Start of INFORMATION SHOWN

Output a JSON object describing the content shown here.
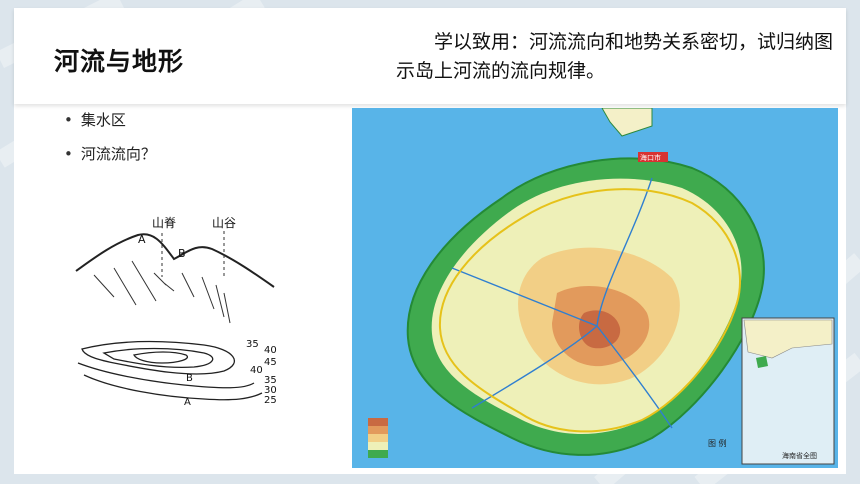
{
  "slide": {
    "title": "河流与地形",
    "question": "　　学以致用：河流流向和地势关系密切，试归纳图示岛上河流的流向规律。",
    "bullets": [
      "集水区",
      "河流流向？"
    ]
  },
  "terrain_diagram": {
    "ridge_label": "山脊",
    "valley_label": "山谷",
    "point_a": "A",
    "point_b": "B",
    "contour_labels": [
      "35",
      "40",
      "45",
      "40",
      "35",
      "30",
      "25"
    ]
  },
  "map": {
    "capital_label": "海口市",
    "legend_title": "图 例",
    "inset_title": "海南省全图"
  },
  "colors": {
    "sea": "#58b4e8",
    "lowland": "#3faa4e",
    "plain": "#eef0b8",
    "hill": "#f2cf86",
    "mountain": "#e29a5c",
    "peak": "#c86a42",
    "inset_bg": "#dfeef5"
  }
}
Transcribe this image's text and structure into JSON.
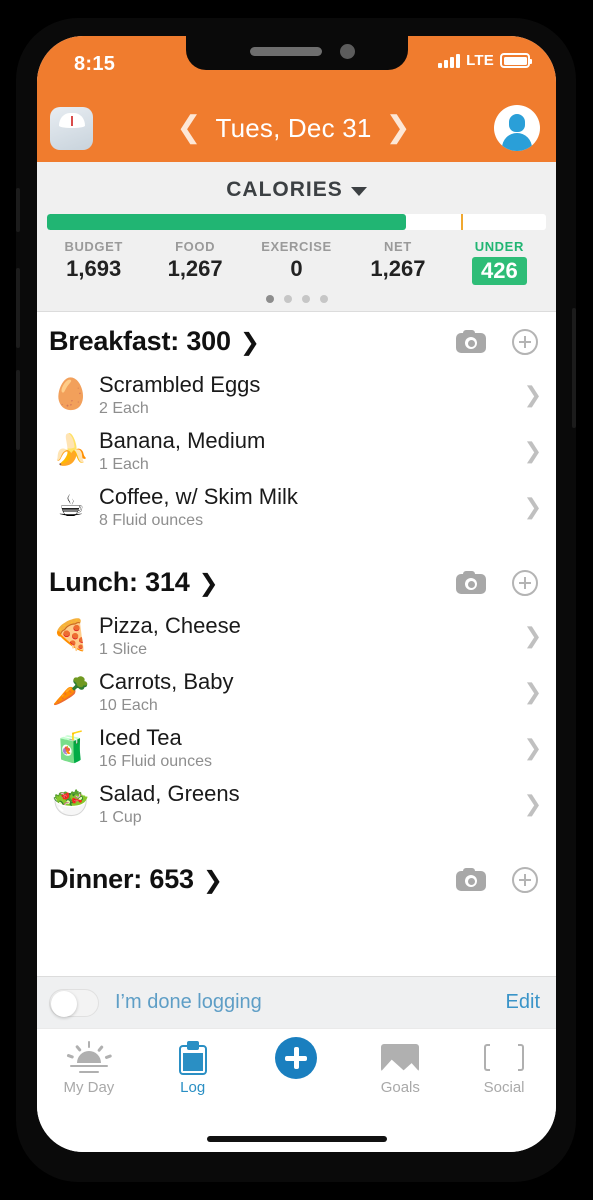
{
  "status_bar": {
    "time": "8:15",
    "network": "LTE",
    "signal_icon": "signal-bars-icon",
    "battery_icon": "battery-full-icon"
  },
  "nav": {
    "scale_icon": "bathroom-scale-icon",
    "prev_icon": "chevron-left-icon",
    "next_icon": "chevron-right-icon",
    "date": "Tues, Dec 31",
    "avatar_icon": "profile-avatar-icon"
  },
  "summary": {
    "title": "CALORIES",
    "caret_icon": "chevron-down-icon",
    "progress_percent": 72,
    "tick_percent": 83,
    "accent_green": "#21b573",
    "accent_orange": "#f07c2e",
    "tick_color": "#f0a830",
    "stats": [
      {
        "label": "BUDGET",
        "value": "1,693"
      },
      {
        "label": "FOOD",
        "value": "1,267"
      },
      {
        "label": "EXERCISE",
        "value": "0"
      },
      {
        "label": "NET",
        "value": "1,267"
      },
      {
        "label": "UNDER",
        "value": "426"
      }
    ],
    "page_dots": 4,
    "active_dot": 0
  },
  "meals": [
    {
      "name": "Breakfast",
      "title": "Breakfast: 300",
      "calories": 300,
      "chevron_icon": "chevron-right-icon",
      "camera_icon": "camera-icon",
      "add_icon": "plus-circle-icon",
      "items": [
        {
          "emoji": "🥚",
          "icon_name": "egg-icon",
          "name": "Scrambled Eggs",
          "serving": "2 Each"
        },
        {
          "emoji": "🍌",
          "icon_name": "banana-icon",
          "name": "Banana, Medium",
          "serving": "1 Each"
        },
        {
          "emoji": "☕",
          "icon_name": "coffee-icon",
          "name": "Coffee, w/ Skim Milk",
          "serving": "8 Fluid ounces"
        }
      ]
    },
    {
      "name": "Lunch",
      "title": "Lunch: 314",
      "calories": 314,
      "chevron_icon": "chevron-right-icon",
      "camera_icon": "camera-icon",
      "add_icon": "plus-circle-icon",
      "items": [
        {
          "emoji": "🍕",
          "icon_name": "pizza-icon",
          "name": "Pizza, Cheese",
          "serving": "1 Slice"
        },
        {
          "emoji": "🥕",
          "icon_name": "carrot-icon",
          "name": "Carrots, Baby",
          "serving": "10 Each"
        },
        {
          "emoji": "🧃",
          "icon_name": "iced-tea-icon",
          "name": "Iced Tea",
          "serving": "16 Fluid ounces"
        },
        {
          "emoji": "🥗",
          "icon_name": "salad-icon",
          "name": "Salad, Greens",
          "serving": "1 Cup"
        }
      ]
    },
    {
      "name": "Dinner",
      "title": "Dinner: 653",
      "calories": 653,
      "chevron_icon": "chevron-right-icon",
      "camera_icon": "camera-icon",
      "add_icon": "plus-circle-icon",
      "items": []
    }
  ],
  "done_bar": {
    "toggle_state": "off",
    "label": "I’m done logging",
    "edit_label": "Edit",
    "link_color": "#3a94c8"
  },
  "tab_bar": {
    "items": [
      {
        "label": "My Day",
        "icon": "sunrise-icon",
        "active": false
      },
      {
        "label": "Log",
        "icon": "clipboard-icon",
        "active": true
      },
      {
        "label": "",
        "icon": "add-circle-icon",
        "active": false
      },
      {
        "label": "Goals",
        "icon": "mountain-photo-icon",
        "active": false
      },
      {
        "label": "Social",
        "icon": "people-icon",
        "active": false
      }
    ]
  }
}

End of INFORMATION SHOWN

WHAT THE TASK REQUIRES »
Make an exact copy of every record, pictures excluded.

EXERCISE SOLUTION »
Output a JSON object describing the content shown here.
{
  "slide": {
    "title": "河流与地形",
    "question": "　　学以致用：河流流向和地势关系密切，试归纳图示岛上河流的流向规律。",
    "bullets": [
      "集水区",
      "河流流向？"
    ]
  },
  "terrain_diagram": {
    "ridge_label": "山脊",
    "valley_label": "山谷",
    "point_a": "A",
    "point_b": "B",
    "contour_labels": [
      "35",
      "40",
      "45",
      "40",
      "35",
      "30",
      "25"
    ]
  },
  "map": {
    "capital_label": "海口市",
    "legend_title": "图 例",
    "inset_title": "海南省全图"
  },
  "colors": {
    "sea": "#58b4e8",
    "lowland": "#3faa4e",
    "plain": "#eef0b8",
    "hill": "#f2cf86",
    "mountain": "#e29a5c",
    "peak": "#c86a42",
    "inset_bg": "#dfeef5"
  }
}
Transcribe this image's text and structure into JSON.
{
  "status_bar": {
    "time": "8:15",
    "network": "LTE",
    "signal_icon": "signal-bars-icon",
    "battery_icon": "battery-full-icon"
  },
  "nav": {
    "scale_icon": "bathroom-scale-icon",
    "prev_icon": "chevron-left-icon",
    "next_icon": "chevron-right-icon",
    "date": "Tues, Dec 31",
    "avatar_icon": "profile-avatar-icon"
  },
  "summary": {
    "title": "CALORIES",
    "caret_icon": "chevron-down-icon",
    "progress_percent": 72,
    "tick_percent": 83,
    "accent_green": "#21b573",
    "accent_orange": "#f07c2e",
    "tick_color": "#f0a830",
    "stats": [
      {
        "label": "BUDGET",
        "value": "1,693"
      },
      {
        "label": "FOOD",
        "value": "1,267"
      },
      {
        "label": "EXERCISE",
        "value": "0"
      },
      {
        "label": "NET",
        "value": "1,267"
      },
      {
        "label": "UNDER",
        "value": "426"
      }
    ],
    "page_dots": 4,
    "active_dot": 0
  },
  "meals": [
    {
      "name": "Breakfast",
      "title": "Breakfast: 300",
      "calories": 300,
      "chevron_icon": "chevron-right-icon",
      "camera_icon": "camera-icon",
      "add_icon": "plus-circle-icon",
      "items": [
        {
          "emoji": "🥚",
          "icon_name": "egg-icon",
          "name": "Scrambled Eggs",
          "serving": "2 Each"
        },
        {
          "emoji": "🍌",
          "icon_name": "banana-icon",
          "name": "Banana, Medium",
          "serving": "1 Each"
        },
        {
          "emoji": "☕",
          "icon_name": "coffee-icon",
          "name": "Coffee, w/ Skim Milk",
          "serving": "8 Fluid ounces"
        }
      ]
    },
    {
      "name": "Lunch",
      "title": "Lunch: 314",
      "calories": 314,
      "chevron_icon": "chevron-right-icon",
      "camera_icon": "camera-icon",
      "add_icon": "plus-circle-icon",
      "items": [
        {
          "emoji": "🍕",
          "icon_name": "pizza-icon",
          "name": "Pizza, Cheese",
          "serving": "1 Slice"
        },
        {
          "emoji": "🥕",
          "icon_name": "carrot-icon",
          "name": "Carrots, Baby",
          "serving": "10 Each"
        },
        {
          "emoji": "🧃",
          "icon_name": "iced-tea-icon",
          "name": "Iced Tea",
          "serving": "16 Fluid ounces"
        },
        {
          "emoji": "🥗",
          "icon_name": "salad-icon",
          "name": "Salad, Greens",
          "serving": "1 Cup"
        }
      ]
    },
    {
      "name": "Dinner",
      "title": "Dinner: 653",
      "calories": 653,
      "chevron_icon": "chevron-right-icon",
      "camera_icon": "camera-icon",
      "add_icon": "plus-circle-icon",
      "items": []
    }
  ],
  "done_bar": {
    "toggle_state": "off",
    "label": "I’m done logging",
    "edit_label": "Edit",
    "link_color": "#3a94c8"
  },
  "tab_bar": {
    "items": [
      {
        "label": "My Day",
        "icon": "sunrise-icon",
        "active": false
      },
      {
        "label": "Log",
        "icon": "clipboard-icon",
        "active": true
      },
      {
        "label": "",
        "icon": "add-circle-icon",
        "active": false
      },
      {
        "label": "Goals",
        "icon": "mountain-photo-icon",
        "active": false
      },
      {
        "label": "Social",
        "icon": "people-icon",
        "active": false
      }
    ]
  }
}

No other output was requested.